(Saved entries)
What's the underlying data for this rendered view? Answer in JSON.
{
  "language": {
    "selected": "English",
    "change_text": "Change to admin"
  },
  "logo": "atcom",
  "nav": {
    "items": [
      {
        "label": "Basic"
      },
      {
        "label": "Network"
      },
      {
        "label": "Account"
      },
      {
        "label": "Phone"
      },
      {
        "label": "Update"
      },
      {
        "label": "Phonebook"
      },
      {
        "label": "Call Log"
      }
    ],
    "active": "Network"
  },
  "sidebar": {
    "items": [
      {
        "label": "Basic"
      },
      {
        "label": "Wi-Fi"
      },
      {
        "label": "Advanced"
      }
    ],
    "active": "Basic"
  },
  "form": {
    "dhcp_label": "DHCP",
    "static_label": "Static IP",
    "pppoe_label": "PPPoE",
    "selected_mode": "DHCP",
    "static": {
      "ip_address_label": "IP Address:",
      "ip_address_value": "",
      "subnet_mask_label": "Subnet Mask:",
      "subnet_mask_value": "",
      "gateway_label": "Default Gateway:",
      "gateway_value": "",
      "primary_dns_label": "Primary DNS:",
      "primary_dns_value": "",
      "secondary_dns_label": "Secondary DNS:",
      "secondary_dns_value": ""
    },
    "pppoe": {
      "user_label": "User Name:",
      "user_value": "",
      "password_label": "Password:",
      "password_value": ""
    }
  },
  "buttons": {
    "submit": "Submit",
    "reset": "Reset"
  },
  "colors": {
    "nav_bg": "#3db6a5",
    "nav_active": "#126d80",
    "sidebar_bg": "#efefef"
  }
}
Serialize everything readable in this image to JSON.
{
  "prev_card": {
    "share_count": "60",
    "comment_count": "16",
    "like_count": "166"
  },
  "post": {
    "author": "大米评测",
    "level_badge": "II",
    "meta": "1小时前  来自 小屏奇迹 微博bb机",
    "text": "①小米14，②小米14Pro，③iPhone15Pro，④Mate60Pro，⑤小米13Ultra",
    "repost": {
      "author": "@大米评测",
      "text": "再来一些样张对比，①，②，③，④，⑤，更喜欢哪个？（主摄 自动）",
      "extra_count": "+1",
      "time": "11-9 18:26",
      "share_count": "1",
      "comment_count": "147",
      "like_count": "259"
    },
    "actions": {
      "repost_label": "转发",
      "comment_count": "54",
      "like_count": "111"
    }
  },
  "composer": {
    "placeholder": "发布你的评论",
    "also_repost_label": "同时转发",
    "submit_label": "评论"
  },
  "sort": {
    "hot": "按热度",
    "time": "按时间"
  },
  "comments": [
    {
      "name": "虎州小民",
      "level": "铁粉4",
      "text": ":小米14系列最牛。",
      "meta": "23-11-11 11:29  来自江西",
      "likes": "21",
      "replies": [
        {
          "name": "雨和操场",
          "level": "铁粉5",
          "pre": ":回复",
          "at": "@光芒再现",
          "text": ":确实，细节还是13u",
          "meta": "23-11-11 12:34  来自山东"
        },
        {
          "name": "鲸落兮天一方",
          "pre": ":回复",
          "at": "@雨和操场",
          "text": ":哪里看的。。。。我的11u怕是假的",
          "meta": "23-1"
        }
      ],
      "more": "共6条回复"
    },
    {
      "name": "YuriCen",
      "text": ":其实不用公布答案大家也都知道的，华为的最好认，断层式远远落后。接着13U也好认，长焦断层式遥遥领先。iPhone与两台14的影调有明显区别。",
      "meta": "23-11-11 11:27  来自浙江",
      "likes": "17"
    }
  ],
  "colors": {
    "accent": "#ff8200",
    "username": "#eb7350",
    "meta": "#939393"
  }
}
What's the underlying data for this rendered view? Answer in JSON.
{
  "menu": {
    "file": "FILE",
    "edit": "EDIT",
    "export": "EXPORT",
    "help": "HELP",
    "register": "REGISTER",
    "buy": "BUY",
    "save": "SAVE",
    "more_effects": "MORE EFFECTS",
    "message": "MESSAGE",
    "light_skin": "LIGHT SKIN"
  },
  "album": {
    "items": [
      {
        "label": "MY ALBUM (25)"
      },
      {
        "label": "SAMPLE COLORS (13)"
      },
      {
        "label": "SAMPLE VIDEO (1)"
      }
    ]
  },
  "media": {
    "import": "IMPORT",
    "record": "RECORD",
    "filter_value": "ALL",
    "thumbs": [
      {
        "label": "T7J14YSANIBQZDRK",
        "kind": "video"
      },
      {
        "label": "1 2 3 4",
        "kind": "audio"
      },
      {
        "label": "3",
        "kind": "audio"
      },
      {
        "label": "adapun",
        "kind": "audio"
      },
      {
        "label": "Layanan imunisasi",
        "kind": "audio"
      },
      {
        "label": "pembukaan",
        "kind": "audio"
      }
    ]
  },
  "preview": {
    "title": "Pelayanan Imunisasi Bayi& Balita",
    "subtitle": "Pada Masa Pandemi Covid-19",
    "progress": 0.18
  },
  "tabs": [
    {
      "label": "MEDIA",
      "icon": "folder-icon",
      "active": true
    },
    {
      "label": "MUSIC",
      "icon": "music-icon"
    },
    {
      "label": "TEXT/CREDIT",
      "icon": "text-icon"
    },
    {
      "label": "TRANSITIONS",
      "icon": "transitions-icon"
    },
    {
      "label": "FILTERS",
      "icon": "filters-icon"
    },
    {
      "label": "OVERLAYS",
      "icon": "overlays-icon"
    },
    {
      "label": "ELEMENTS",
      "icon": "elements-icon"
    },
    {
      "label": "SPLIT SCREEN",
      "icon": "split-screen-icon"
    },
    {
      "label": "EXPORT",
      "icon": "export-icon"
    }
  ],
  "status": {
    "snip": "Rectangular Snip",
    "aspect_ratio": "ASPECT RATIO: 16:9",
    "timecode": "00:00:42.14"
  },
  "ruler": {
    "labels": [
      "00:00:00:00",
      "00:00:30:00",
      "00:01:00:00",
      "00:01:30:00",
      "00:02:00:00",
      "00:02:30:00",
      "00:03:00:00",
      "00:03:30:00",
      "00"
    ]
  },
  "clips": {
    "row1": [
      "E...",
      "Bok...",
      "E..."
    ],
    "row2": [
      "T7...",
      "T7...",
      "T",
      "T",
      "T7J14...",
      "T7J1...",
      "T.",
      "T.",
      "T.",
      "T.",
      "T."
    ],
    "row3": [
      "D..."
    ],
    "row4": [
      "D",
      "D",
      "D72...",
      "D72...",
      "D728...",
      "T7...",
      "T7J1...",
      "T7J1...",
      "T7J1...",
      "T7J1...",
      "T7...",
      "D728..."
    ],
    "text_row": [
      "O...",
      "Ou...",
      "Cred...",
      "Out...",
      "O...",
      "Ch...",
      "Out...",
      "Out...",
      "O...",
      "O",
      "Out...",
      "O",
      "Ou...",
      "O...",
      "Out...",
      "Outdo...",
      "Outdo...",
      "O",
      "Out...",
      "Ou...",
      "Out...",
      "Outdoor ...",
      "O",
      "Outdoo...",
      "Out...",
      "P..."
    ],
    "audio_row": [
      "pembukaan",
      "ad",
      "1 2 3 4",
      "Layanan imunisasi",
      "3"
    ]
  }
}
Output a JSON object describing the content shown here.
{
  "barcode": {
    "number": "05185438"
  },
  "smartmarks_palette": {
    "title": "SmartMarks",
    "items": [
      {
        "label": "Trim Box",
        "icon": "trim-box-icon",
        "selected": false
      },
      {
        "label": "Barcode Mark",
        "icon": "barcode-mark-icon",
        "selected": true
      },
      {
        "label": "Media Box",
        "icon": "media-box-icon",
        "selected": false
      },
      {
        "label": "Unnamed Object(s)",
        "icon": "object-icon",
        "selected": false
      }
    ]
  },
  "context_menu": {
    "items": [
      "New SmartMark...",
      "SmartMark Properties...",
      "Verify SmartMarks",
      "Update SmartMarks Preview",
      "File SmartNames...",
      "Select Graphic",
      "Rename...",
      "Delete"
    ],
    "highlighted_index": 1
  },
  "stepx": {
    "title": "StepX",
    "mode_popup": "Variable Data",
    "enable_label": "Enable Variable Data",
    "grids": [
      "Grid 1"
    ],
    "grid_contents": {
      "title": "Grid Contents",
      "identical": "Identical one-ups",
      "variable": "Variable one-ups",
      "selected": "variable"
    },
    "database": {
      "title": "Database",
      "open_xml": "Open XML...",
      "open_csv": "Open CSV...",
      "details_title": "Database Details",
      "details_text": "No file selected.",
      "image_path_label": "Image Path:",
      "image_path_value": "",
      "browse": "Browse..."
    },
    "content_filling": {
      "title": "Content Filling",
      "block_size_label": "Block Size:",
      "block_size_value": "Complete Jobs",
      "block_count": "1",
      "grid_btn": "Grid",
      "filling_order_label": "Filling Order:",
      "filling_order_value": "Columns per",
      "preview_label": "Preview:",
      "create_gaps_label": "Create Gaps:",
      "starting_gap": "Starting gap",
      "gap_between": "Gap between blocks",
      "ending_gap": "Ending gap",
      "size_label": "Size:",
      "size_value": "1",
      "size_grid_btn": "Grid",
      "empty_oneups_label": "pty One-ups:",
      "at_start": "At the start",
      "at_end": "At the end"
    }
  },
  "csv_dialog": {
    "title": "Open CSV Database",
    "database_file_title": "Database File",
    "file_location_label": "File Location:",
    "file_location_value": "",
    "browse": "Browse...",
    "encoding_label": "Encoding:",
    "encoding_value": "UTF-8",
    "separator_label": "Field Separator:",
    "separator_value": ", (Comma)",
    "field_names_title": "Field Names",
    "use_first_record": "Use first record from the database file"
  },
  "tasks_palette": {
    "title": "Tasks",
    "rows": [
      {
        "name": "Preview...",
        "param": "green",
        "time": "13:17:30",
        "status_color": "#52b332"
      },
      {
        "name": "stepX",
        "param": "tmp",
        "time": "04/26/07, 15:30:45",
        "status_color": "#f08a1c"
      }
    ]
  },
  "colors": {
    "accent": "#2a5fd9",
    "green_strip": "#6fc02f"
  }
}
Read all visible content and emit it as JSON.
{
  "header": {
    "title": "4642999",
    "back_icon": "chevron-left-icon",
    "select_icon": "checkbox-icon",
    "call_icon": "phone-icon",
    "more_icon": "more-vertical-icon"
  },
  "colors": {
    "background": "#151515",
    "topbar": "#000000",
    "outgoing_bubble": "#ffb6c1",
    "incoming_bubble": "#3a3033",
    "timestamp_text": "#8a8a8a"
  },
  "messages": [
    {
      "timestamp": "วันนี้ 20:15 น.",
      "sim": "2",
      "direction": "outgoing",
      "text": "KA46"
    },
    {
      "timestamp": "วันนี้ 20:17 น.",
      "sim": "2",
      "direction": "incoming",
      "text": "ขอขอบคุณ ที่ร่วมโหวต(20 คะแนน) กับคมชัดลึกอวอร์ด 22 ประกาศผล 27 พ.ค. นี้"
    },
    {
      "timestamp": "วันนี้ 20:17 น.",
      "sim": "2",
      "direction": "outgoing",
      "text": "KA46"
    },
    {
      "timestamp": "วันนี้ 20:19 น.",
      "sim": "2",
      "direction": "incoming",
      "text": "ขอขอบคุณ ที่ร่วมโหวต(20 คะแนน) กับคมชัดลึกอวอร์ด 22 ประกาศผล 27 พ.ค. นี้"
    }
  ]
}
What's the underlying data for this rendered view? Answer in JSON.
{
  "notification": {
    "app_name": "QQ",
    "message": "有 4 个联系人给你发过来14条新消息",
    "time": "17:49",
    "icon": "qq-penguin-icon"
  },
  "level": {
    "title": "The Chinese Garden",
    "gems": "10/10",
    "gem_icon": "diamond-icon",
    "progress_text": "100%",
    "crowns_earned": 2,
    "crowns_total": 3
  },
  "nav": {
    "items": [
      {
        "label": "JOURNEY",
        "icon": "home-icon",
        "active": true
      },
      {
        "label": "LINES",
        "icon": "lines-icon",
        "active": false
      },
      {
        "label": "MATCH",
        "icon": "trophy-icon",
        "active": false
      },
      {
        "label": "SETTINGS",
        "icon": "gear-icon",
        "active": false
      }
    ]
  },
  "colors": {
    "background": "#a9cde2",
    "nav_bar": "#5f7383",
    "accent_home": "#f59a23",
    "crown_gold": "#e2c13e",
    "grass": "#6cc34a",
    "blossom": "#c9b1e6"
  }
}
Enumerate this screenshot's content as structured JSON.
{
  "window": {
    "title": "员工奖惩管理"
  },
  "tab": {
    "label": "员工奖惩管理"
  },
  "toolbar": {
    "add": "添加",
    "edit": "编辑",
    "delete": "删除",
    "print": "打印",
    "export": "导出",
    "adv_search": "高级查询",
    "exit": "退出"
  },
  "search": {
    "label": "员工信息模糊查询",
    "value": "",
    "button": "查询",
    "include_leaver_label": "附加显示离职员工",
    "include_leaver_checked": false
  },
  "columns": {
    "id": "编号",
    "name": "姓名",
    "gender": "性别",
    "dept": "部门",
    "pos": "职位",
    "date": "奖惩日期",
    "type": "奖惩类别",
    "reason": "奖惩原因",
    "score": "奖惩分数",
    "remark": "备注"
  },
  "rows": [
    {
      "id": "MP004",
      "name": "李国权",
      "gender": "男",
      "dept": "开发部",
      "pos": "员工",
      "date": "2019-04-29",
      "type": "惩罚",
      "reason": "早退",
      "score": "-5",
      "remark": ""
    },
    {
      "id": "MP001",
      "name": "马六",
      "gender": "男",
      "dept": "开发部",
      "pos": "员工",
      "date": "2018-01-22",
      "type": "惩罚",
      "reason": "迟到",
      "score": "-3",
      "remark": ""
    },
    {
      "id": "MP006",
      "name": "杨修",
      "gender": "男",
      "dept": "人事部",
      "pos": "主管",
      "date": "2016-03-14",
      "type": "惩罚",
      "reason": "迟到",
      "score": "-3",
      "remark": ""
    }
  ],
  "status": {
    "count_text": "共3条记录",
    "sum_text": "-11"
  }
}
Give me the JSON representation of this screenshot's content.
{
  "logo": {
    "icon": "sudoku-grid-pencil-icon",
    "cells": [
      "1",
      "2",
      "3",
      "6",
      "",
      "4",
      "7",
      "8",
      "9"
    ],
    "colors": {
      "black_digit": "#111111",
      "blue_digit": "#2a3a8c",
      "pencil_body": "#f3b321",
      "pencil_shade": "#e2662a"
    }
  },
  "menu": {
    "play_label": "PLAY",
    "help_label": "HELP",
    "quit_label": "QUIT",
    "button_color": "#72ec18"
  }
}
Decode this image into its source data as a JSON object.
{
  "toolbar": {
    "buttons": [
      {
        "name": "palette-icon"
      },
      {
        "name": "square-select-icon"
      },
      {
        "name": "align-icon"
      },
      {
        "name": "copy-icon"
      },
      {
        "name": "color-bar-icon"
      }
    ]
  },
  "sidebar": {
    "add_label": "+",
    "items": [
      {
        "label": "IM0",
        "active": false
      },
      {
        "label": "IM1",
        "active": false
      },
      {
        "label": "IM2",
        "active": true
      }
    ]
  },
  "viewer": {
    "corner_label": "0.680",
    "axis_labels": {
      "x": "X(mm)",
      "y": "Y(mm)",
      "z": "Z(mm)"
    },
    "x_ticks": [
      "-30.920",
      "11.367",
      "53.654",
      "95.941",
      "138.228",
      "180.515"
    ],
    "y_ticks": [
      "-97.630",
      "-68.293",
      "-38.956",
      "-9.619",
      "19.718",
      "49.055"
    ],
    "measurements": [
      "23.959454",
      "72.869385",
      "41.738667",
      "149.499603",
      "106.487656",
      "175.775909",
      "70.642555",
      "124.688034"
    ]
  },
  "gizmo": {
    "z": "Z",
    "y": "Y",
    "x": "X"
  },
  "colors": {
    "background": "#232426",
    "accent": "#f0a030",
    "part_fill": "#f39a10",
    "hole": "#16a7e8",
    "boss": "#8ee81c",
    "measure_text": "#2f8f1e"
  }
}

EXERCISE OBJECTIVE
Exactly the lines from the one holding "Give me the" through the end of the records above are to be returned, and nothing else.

EXERCISE ANSWER
Give me the JSON representation of this screenshot's content.
{
  "logo": {
    "icon": "sudoku-grid-pencil-icon",
    "cells": [
      "1",
      "2",
      "3",
      "6",
      "",
      "4",
      "7",
      "8",
      "9"
    ],
    "colors": {
      "black_digit": "#111111",
      "blue_digit": "#2a3a8c",
      "pencil_body": "#f3b321",
      "pencil_shade": "#e2662a"
    }
  },
  "menu": {
    "play_label": "PLAY",
    "help_label": "HELP",
    "quit_label": "QUIT",
    "button_color": "#72ec18"
  }
}
Decode this image into its source data as a JSON object.
{
  "toolbar": {
    "buttons": [
      {
        "name": "palette-icon"
      },
      {
        "name": "square-select-icon"
      },
      {
        "name": "align-icon"
      },
      {
        "name": "copy-icon"
      },
      {
        "name": "color-bar-icon"
      }
    ]
  },
  "sidebar": {
    "add_label": "+",
    "items": [
      {
        "label": "IM0",
        "active": false
      },
      {
        "label": "IM1",
        "active": false
      },
      {
        "label": "IM2",
        "active": true
      }
    ]
  },
  "viewer": {
    "corner_label": "0.680",
    "axis_labels": {
      "x": "X(mm)",
      "y": "Y(mm)",
      "z": "Z(mm)"
    },
    "x_ticks": [
      "-30.920",
      "11.367",
      "53.654",
      "95.941",
      "138.228",
      "180.515"
    ],
    "y_ticks": [
      "-97.630",
      "-68.293",
      "-38.956",
      "-9.619",
      "19.718",
      "49.055"
    ],
    "measurements": [
      "23.959454",
      "72.869385",
      "41.738667",
      "149.499603",
      "106.487656",
      "175.775909",
      "70.642555",
      "124.688034"
    ]
  },
  "gizmo": {
    "z": "Z",
    "y": "Y",
    "x": "X"
  },
  "colors": {
    "background": "#232426",
    "accent": "#f0a030",
    "part_fill": "#f39a10",
    "hole": "#16a7e8",
    "boss": "#8ee81c",
    "measure_text": "#2f8f1e"
  }
}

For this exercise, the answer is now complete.